§ Task description: Within the entries below, find every line that has the string "data", then copy it.

App and web page records
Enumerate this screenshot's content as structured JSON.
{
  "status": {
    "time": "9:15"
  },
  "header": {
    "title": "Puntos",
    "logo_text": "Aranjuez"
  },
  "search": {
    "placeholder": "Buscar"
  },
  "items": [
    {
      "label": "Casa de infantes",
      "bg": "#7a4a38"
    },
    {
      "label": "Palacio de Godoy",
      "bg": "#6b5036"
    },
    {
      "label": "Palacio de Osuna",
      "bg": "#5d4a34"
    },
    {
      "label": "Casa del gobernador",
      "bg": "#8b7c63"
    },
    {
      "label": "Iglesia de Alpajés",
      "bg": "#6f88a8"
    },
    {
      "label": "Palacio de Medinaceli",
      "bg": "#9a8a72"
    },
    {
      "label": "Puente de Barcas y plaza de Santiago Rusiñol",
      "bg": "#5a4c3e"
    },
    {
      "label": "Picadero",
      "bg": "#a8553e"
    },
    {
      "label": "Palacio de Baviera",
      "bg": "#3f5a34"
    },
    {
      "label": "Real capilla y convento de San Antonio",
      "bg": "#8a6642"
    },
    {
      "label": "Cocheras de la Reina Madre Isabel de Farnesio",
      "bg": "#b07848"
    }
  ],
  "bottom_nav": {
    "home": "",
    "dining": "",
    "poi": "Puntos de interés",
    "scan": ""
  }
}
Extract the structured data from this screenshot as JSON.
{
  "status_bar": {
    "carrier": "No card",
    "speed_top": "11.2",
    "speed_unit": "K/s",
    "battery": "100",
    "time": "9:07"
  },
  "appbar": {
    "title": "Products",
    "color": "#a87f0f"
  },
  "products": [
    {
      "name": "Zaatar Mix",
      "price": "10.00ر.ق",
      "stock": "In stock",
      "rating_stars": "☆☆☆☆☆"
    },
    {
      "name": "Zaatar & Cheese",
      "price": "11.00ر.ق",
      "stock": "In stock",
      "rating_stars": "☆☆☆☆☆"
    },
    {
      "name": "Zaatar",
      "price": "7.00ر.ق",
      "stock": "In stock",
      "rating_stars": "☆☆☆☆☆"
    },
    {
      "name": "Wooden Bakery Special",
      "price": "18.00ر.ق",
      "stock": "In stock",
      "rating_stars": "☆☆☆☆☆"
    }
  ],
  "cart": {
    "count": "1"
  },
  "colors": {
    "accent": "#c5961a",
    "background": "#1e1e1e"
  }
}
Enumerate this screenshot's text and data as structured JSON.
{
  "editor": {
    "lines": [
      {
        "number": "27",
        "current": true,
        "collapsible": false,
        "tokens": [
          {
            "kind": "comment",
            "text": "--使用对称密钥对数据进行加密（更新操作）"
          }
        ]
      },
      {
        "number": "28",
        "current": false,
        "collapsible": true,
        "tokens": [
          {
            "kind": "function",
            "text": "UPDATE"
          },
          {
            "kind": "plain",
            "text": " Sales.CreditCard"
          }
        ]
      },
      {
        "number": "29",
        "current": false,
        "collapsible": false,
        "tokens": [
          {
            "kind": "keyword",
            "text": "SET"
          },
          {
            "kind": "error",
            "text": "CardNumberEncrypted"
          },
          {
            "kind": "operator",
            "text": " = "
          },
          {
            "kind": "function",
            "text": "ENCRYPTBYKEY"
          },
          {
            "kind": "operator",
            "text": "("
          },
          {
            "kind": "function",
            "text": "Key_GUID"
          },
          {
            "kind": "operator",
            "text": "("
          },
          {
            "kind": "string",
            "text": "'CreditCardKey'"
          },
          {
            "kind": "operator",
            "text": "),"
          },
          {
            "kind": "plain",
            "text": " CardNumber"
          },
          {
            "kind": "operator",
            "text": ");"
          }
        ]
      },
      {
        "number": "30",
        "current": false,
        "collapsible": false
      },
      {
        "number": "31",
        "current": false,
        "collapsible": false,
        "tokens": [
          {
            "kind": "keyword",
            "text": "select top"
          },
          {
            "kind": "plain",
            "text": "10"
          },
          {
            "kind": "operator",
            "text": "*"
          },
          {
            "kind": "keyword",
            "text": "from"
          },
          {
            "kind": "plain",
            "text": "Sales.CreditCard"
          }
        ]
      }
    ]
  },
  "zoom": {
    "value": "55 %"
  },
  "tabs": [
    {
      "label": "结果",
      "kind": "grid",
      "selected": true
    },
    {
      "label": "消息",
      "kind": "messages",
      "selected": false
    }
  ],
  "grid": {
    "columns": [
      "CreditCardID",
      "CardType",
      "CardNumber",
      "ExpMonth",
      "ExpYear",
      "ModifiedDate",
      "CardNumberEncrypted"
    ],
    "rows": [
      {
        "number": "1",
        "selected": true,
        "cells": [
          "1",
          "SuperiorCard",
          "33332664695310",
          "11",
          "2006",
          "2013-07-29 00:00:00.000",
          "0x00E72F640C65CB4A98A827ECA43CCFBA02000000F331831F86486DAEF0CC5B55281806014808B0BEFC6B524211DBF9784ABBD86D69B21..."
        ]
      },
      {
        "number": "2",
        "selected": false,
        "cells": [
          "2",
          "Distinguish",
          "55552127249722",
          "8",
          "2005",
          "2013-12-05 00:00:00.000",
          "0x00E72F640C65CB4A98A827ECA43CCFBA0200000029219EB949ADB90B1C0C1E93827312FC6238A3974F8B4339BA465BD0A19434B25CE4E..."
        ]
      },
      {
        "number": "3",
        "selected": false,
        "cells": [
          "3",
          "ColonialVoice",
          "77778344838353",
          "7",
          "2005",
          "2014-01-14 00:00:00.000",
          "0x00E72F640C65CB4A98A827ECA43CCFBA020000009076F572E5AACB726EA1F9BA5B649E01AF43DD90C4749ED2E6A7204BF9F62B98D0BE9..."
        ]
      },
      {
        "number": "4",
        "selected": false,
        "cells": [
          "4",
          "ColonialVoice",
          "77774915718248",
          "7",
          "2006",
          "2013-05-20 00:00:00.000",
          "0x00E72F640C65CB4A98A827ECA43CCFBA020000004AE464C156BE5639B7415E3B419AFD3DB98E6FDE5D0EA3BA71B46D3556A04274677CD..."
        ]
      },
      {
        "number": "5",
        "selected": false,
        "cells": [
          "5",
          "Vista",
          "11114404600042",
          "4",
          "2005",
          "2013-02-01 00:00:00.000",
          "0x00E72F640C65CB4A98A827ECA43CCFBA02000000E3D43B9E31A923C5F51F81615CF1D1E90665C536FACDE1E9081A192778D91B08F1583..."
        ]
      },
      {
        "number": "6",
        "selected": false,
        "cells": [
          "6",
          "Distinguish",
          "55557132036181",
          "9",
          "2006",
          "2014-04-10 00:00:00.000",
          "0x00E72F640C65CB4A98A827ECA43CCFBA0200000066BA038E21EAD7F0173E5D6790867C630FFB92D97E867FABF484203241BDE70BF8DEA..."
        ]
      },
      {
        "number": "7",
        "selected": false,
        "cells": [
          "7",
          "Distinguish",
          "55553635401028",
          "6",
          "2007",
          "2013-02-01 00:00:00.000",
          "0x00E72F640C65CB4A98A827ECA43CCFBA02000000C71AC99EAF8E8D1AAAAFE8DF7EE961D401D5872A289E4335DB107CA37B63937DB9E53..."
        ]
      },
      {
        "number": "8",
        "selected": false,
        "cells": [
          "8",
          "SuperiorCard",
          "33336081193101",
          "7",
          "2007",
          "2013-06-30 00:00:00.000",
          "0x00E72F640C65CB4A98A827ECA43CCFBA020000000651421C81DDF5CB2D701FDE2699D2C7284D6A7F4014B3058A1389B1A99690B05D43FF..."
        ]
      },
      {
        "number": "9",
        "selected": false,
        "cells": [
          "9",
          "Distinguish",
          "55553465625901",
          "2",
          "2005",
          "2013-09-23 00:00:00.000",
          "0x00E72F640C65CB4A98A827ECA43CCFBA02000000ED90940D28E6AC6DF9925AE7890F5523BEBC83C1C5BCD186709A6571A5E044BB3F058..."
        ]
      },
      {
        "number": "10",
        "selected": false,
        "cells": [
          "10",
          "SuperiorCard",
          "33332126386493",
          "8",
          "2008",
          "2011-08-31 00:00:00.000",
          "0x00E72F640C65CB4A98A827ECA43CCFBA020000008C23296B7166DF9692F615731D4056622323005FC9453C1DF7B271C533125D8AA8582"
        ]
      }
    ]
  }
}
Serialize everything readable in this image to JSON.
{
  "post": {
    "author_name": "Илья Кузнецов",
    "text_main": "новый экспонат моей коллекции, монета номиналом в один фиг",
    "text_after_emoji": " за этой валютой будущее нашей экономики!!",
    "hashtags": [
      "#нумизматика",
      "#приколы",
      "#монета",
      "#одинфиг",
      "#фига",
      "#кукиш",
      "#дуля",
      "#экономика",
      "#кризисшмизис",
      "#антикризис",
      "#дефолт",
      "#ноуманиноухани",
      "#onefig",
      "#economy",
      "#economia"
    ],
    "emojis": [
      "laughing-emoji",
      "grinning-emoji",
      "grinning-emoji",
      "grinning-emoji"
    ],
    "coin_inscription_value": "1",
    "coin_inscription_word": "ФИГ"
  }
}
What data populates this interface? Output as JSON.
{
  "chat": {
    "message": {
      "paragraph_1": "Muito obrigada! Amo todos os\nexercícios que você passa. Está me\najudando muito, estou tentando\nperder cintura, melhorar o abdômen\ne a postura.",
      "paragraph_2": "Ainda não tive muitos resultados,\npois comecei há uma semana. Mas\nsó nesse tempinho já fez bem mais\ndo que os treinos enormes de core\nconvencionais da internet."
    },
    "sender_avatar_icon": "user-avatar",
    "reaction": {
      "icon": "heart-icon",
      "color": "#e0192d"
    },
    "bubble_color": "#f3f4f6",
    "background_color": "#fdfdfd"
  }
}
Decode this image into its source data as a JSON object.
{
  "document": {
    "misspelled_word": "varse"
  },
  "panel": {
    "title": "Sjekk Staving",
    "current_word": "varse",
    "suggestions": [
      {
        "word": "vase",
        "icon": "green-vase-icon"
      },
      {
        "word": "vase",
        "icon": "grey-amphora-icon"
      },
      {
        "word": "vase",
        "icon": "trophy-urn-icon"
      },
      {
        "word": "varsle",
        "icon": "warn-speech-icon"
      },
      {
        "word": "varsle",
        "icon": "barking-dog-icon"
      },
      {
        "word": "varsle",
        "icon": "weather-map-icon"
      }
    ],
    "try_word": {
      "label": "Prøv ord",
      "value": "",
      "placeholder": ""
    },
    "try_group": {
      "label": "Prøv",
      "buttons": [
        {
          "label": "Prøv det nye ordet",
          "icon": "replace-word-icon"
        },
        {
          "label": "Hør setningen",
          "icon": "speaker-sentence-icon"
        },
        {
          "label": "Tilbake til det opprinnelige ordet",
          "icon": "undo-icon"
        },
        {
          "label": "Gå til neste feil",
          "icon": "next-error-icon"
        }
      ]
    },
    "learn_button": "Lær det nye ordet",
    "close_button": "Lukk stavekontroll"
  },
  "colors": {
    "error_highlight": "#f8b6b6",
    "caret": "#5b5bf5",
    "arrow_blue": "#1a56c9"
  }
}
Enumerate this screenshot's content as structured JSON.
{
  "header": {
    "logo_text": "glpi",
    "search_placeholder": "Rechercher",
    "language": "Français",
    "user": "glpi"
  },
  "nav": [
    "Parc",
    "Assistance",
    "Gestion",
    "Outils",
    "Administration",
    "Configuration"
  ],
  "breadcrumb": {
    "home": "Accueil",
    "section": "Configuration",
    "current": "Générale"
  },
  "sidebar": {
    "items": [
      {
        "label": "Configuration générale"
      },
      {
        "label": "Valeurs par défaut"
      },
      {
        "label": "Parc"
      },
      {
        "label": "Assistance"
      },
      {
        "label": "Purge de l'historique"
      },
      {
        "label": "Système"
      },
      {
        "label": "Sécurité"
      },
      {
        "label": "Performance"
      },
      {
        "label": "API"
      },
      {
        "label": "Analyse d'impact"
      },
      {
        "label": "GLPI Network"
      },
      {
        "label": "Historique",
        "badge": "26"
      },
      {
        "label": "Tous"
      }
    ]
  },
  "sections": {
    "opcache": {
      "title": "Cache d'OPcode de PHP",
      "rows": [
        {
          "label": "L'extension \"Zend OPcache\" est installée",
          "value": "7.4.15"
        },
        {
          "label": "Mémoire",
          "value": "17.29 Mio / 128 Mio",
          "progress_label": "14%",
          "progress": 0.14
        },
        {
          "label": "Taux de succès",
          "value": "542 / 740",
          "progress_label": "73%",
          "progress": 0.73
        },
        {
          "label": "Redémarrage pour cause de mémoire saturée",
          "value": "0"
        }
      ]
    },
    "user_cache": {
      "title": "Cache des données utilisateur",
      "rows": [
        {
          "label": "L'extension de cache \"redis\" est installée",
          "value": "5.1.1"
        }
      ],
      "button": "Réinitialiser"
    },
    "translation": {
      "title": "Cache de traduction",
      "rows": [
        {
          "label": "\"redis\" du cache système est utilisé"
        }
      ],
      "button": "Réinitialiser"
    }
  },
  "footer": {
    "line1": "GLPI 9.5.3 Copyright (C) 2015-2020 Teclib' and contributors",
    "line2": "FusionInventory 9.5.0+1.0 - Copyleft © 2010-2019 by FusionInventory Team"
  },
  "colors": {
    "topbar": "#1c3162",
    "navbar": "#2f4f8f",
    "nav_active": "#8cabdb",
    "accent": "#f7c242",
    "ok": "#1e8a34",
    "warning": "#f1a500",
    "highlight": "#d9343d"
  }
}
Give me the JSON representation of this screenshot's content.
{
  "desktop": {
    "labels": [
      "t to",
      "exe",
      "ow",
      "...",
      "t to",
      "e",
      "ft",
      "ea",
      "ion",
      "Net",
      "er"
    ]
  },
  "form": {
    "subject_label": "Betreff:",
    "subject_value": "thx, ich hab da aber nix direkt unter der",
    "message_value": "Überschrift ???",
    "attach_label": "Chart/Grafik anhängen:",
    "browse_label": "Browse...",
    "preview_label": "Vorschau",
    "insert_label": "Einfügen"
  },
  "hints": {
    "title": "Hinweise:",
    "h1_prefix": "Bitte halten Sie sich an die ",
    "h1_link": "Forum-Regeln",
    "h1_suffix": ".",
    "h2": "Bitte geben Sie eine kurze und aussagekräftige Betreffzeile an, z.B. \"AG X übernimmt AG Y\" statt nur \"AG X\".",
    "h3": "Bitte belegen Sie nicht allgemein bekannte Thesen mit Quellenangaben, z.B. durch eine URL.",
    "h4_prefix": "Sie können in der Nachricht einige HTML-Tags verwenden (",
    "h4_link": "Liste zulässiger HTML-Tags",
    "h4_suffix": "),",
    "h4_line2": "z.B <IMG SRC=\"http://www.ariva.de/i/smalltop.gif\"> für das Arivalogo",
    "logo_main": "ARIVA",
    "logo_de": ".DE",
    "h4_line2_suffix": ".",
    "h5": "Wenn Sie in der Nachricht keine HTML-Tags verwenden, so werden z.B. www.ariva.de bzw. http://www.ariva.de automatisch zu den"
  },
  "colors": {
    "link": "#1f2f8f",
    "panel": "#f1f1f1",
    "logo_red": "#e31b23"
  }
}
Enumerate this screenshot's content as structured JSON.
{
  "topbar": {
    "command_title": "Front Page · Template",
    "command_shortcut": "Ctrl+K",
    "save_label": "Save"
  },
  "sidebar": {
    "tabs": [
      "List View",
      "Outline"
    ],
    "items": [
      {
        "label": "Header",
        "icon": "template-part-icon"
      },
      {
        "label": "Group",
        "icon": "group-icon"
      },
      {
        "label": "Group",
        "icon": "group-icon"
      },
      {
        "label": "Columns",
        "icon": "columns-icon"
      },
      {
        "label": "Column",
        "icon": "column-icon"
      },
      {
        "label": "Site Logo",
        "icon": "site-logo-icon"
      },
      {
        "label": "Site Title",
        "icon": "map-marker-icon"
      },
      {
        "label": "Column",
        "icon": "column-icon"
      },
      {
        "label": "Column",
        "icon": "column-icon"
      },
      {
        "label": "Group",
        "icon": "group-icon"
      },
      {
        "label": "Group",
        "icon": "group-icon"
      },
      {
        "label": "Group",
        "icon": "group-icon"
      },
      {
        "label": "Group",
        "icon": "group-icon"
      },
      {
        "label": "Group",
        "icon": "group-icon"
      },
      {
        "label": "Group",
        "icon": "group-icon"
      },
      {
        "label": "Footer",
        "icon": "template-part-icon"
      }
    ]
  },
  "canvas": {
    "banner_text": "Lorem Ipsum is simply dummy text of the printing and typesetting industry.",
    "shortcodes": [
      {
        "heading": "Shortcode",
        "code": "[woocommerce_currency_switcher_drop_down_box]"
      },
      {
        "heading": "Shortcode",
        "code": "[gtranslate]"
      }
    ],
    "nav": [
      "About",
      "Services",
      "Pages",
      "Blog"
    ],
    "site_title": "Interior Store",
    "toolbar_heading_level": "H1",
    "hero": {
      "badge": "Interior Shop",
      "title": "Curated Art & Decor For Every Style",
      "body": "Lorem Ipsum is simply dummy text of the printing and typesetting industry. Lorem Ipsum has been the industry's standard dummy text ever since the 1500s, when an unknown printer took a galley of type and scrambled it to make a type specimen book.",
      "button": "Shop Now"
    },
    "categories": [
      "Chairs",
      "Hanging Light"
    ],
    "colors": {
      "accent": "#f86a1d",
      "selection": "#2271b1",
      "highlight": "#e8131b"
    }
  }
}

§ Your solution:
Extract the structured data from this screenshot as JSON.
Enumerate this screenshot's text and data as structured JSON.
What data populates this interface? Output as JSON.
Decode this image into its source data as a JSON object.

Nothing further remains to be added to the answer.